But the vast majority stands against that darkness and, like white blood cells attacking a virus, they dilute and weaken and eventually wash away the evil doers and, more importantly, the damage they wreak. This is beyond religion or creed or nation. We would not be here if humanity were inherently evil. We’d have eaten ourselves alive long ago.
So when you spot violence, or bigotry, or intolerance or fear or just garden-variety misogyny, hatred or ignorance, just look it in the eye and think, “The good outnumber you, and we always will.”
There are always two sorts of ways that these things can go. You’ll see both, always; the question is which is stronger.

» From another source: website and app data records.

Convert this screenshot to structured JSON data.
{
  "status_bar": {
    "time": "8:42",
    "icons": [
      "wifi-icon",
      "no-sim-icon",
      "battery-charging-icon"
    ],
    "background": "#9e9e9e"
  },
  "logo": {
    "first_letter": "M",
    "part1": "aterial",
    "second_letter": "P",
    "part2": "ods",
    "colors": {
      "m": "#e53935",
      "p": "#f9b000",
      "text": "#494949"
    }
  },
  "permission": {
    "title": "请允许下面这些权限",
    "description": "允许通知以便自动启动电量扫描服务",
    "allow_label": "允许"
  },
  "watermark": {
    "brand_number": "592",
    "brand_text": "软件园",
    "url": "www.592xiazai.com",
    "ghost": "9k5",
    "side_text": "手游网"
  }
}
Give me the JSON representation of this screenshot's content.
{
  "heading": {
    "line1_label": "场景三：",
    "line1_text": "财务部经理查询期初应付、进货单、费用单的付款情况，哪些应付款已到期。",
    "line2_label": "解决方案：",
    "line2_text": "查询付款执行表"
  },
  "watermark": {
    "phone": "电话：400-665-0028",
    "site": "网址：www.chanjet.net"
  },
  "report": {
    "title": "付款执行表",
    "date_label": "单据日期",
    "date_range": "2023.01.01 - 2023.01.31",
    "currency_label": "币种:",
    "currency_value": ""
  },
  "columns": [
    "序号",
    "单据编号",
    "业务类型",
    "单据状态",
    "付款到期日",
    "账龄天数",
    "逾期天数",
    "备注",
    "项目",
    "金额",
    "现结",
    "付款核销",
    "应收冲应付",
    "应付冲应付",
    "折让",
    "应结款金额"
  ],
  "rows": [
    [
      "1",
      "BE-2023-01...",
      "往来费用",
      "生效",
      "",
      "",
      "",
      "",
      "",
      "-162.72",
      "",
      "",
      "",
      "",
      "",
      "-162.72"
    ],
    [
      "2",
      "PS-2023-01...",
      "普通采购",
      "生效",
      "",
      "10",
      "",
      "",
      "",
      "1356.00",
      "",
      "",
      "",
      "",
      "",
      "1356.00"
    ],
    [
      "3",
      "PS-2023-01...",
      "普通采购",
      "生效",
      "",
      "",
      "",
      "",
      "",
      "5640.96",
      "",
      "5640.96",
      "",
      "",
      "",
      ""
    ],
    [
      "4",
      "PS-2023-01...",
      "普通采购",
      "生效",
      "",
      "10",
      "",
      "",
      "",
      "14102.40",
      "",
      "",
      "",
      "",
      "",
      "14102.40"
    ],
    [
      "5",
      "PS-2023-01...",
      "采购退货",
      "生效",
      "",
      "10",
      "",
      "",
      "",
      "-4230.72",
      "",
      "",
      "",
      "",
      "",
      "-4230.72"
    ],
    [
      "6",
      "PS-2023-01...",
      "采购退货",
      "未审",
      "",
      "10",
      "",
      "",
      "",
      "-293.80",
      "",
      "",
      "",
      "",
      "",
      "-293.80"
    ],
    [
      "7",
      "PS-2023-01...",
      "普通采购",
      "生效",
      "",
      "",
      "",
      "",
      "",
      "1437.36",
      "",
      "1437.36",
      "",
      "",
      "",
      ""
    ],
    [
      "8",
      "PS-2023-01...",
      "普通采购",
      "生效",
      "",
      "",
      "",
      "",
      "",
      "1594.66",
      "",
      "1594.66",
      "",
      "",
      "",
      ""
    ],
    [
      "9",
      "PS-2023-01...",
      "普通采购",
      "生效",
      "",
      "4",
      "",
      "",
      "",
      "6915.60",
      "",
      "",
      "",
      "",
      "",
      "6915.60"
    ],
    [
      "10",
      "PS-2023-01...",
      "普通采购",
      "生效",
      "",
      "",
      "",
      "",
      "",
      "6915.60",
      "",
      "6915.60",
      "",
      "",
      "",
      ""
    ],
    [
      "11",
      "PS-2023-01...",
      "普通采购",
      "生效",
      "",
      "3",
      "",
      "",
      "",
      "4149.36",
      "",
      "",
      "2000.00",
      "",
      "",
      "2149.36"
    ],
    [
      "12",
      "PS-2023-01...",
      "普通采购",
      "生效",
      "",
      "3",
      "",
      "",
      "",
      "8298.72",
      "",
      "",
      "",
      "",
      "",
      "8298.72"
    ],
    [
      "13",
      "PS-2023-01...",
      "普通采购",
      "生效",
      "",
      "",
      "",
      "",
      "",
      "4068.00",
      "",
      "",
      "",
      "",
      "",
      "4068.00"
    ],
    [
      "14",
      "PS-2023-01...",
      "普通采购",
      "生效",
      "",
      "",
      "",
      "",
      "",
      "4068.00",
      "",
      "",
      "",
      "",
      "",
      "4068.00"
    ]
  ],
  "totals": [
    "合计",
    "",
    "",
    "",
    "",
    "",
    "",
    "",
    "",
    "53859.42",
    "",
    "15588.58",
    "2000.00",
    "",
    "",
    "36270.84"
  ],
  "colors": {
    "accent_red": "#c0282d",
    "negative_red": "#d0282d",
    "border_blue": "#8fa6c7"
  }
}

First, you have the desire to lash out. The desire for vengeance. The world has been upended, YOUR world has been upended, and you want to make it balanced again. Even if you can’t go back to the way things were, you can “fix the balance” and restore your perception of a just world by punishing the person who did it.
That has a lot to do with the American reaction to 9/11. (Which was and is entirely understandable, and shared by many people around the world.)
The second, though, is what Patton talks about: the people running towards the blast. It’s that desire to stick together and help each other out in dangerous, scary, and difficult circumstances. It’s the desire to prove that you’re better, that you’re stronger, and that you care about your fellow humans. It’s about empathy; about rejecting the attackers’ treatment of lives as objects by showing that you treat other people as people.
That ALSO has a lot to do with the American reaction to 9/11. I don’t think people necessarily understand it as much. Vengeance against the other is easier to grasp than empathy with the members of your community and nation.
Yet I believe that it’s the empathic reaction that is ultimately the most effective. It shows the terrorists that you’re beyond terror. It shows that attacking you will only make you STRONGER. It’s a full and complete repudiation of their treatment of your fellow man as objects.
It is the triumph of the Good, and I believe that that’s where true security comes from.